In addition to the museum’s vintage neon signs, most of which were restored and in perfect working order, there were a number of other interesting group exhibits by contemporary artists focusing on neon. In the lobby of the museum they also had several fantastic neon photographs by photographer Rob Carter. They also had some great historical neon photographs, including a photograph of the first neon sign in the United States, a Packard sign that people used to drive from miles around to come see and visit.
I spent a half an hour or so talking to the guy who was working the door at the museum and he gave me a lot of great background on the museum. Apparently, in addition to the museum itself they also have a giant warehouse with even more signs downtown somewhere that is not open to the public. Apparently the warehouse doesn’t have electricity so you have to visit it with flashlights. Hopefully someday I’ll be able to check out that place as well.
My favorite thing about the museum? It was such a relaxing place to take photographs of their signs. It’s refreshing to me that the museum is so open with it’s photo policy and had no problem with me spending a few hours shooting their collection. I pretty much had the entire place to myself and had all the room I needed to work and photograph the amazing collection.

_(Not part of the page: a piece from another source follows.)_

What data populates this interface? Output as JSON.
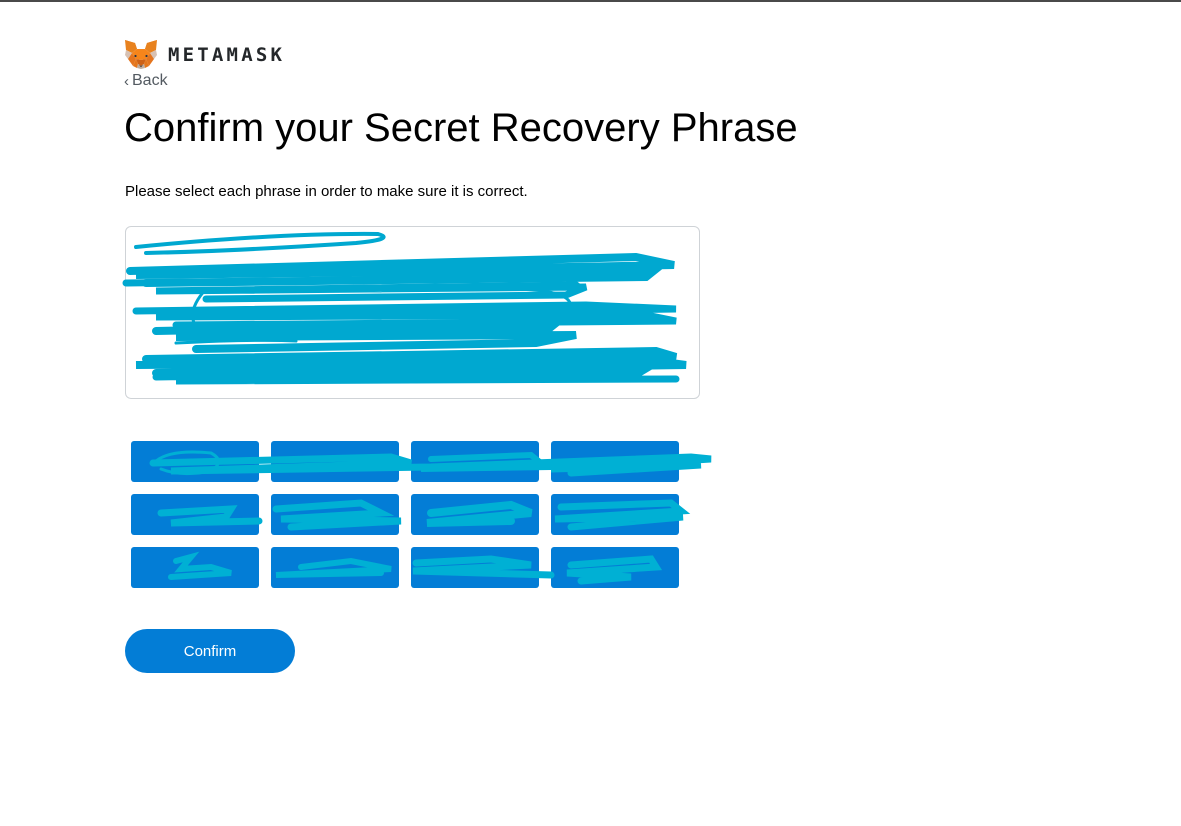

I was able to get down on the floor to shoot and really had the run of the place. My only warning from the guy working there was to watch out for the suitcase that moves around on the floor, it’s an exhibit and sometimes people forget that it’s there.

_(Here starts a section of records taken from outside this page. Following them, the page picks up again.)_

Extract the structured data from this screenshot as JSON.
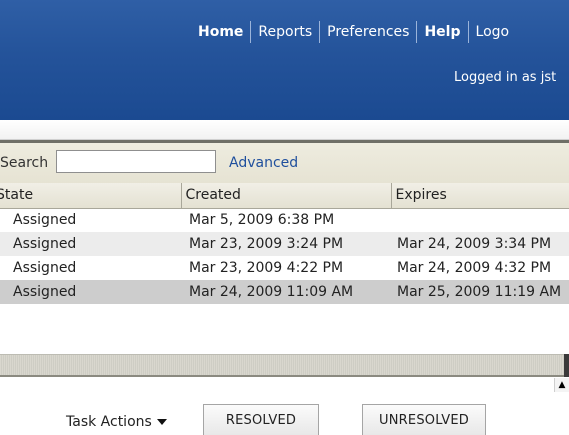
{
  "topnav": {
    "items": [
      {
        "label": "Home",
        "bold": true
      },
      {
        "label": "Reports",
        "bold": false
      },
      {
        "label": "Preferences",
        "bold": false
      },
      {
        "label": "Help",
        "bold": true
      },
      {
        "label": "Logo",
        "bold": false
      }
    ],
    "logged_in": "Logged in as jst"
  },
  "search": {
    "label": "Search",
    "value": "",
    "advanced_label": "Advanced"
  },
  "table": {
    "columns": [
      "State",
      "Created",
      "Expires"
    ],
    "rows": [
      {
        "state": "Assigned",
        "created": "Mar 5, 2009 6:38 PM",
        "expires": "",
        "style": "white"
      },
      {
        "state": "Assigned",
        "created": "Mar 23, 2009 3:24 PM",
        "expires": "Mar 24, 2009 3:34 PM",
        "style": "alt"
      },
      {
        "state": "Assigned",
        "created": "Mar 23, 2009 4:22 PM",
        "expires": "Mar 24, 2009 4:32 PM",
        "style": "white"
      },
      {
        "state": "Assigned",
        "created": "Mar 24, 2009 11:09 AM",
        "expires": "Mar 25, 2009 11:19 AM",
        "style": "selected"
      }
    ]
  },
  "actions": {
    "task_actions_label": "Task Actions",
    "resolved_label": "RESOLVED",
    "unresolved_label": "UNRESOLVED"
  },
  "colors": {
    "header_blue": "#24539a",
    "link_blue": "#1f4f9d",
    "selected_row": "#cdcdcd"
  }
}
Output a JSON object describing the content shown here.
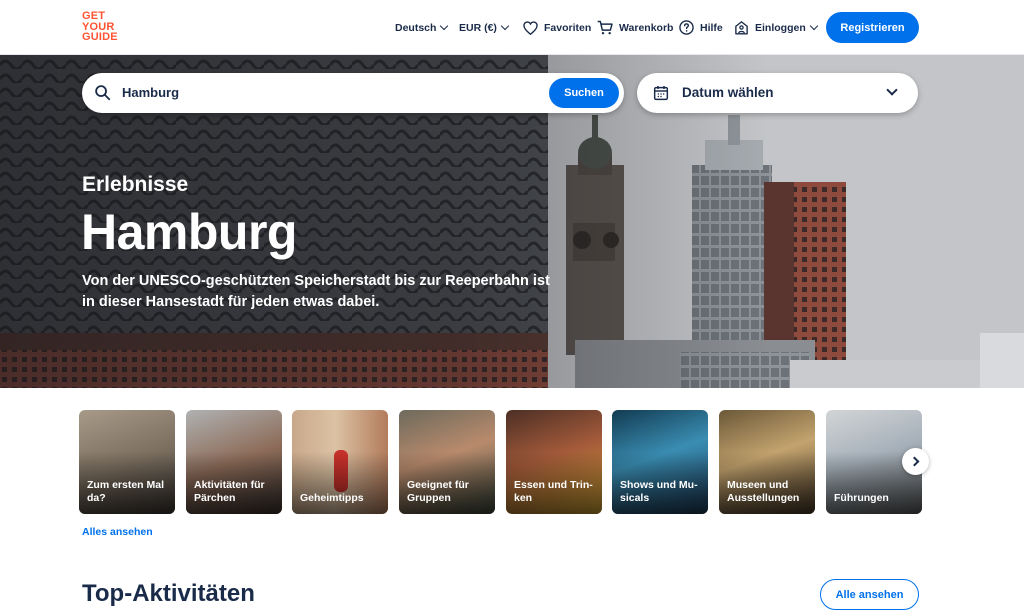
{
  "header": {
    "logo_lines": [
      "GET",
      "YOUR",
      "GUIDE"
    ],
    "language": "Deutsch",
    "currency": "EUR (€)",
    "favorites": "Favoriten",
    "cart": "Warenkorb",
    "help": "Hilfe",
    "login": "Einloggen",
    "register": "Registrieren"
  },
  "search": {
    "value": "Hamburg",
    "button": "Suchen",
    "date_placeholder": "Datum wählen"
  },
  "hero": {
    "eyebrow": "Erlebnisse",
    "title": "Hamburg",
    "subtitle": "Von der UNESCO-geschützten Speicherstadt bis zur Reeperbahn ist in dieser Hansestadt für jeden etwas dabei."
  },
  "categories": [
    {
      "label": "Zum ersten Mal da?"
    },
    {
      "label": "Aktivitäten für Pärchen"
    },
    {
      "label": "Geheimtipps"
    },
    {
      "label": "Geeignet für Gruppen"
    },
    {
      "label": "Essen und Trin-ken"
    },
    {
      "label": "Shows und Mu-sicals"
    },
    {
      "label": "Museen und Ausstellungen"
    },
    {
      "label": "Führungen"
    }
  ],
  "see_all_categories": "Alles ansehen",
  "top_activities": {
    "title": "Top-Aktivitäten",
    "button": "Alle ansehen"
  },
  "colors": {
    "brand": "#ff5533",
    "primary": "#0071eb",
    "text": "#1a2b49"
  }
}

In addition to the neon museum itself, the MONA also runs a number of different double decker bus neon tours. I didn’t get a chance to go on any of those but I’ve heard from other people who have that they are great.
It seems like every other day another neon sign is coming down. I worry that, especially with the bad economy, more and more places are going to go out of business and that we are likely to lose more and more historic signs going forward. Having a museum devoted to salvaging these signs and restoring them is a great thing. Hats off to the people behind this museum for doing the important work that they do.
Admission to the MONA is $7. There is metered street parking, but bring lots of coins because the parking meters downtown are pretty expensive (fortunately I found a broken meter when I visited). The museum is open Thursday-Saturday noon-7PM; Sunday noon-5PM.
I put together a set of about 15 images from the museum that you can view here. I’ve got lots more images of the museum that I still need to upload that I’ll be adding in the days ahead.
Update: Interestingly enough there is an article today over at the Environmental Capital blog at the Wall Street Journal that talks about the recent decision by ConnocoPhillips to try and save some of the Union 76 service station balls that have been coming down. It looks like the MONA has in fact recieved on of these iconic balls from ConnocoPhillips. Thanks, Russell!